| Exercise |
Return the data that follows exactly as it appears. Pictures do not belong in the copy.

| The input |
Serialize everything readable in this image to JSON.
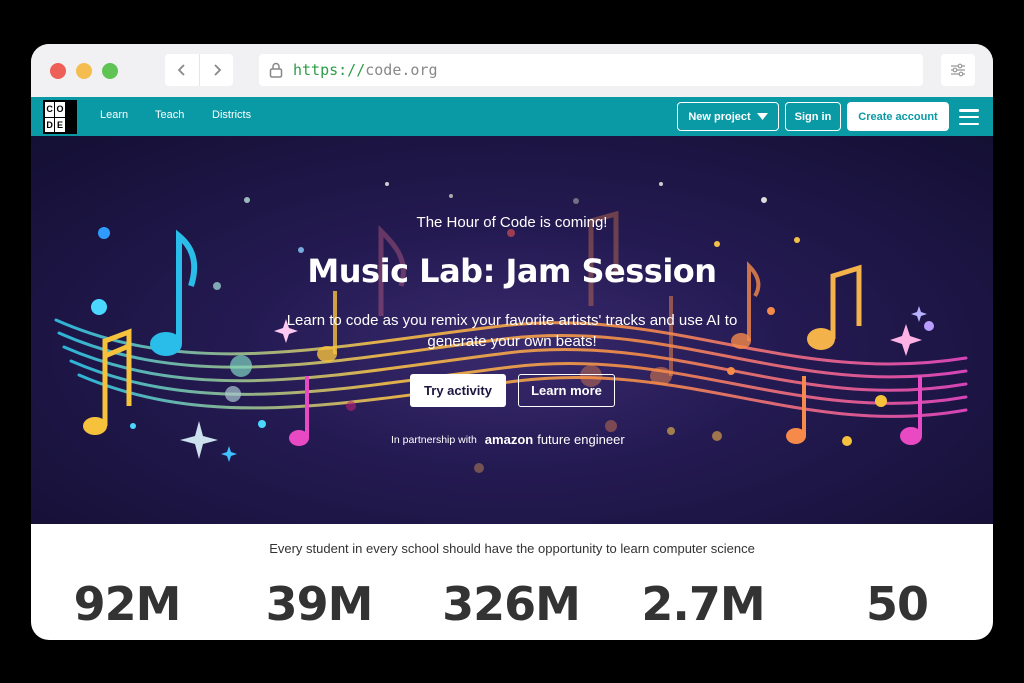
{
  "browser": {
    "url_scheme": "https://",
    "url_host": "code.org"
  },
  "header": {
    "logo_letters": [
      "C",
      "O",
      "D",
      "E"
    ],
    "nav": [
      "Learn",
      "Teach",
      "Districts"
    ],
    "new_project_label": "New project",
    "sign_in_label": "Sign in",
    "create_account_label": "Create account"
  },
  "hero": {
    "kicker": "The Hour of Code is coming!",
    "title": "Music Lab: Jam Session",
    "description": "Learn to code as you remix your favorite artists' tracks and use AI to generate your own beats!",
    "try_label": "Try activity",
    "learn_more_label": "Learn more",
    "partner_prefix": "In partnership with",
    "partner_brand": "amazon",
    "partner_program": "future engineer"
  },
  "stats": {
    "mission": "Every student in every school should have the opportunity to learn computer science",
    "values": [
      "92M",
      "39M",
      "326M",
      "2.7M",
      "50"
    ]
  },
  "colors": {
    "brand_teal": "#0a9aa6",
    "hero_dark": "#140f33"
  }
}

| Exercise solution |
Serialize everything readable in this image to JSON.
{
  "browser": {
    "url_scheme": "https://",
    "url_host": "code.org"
  },
  "header": {
    "logo_letters": [
      "C",
      "O",
      "D",
      "E"
    ],
    "nav": [
      "Learn",
      "Teach",
      "Districts"
    ],
    "new_project_label": "New project",
    "sign_in_label": "Sign in",
    "create_account_label": "Create account"
  },
  "hero": {
    "kicker": "The Hour of Code is coming!",
    "title": "Music Lab: Jam Session",
    "description": "Learn to code as you remix your favorite artists' tracks and use AI to generate your own beats!",
    "try_label": "Try activity",
    "learn_more_label": "Learn more",
    "partner_prefix": "In partnership with",
    "partner_brand": "amazon",
    "partner_program": "future engineer"
  },
  "stats": {
    "mission": "Every student in every school should have the opportunity to learn computer science",
    "values": [
      "92M",
      "39M",
      "326M",
      "2.7M",
      "50"
    ]
  },
  "colors": {
    "brand_teal": "#0a9aa6",
    "hero_dark": "#140f33"
  }
}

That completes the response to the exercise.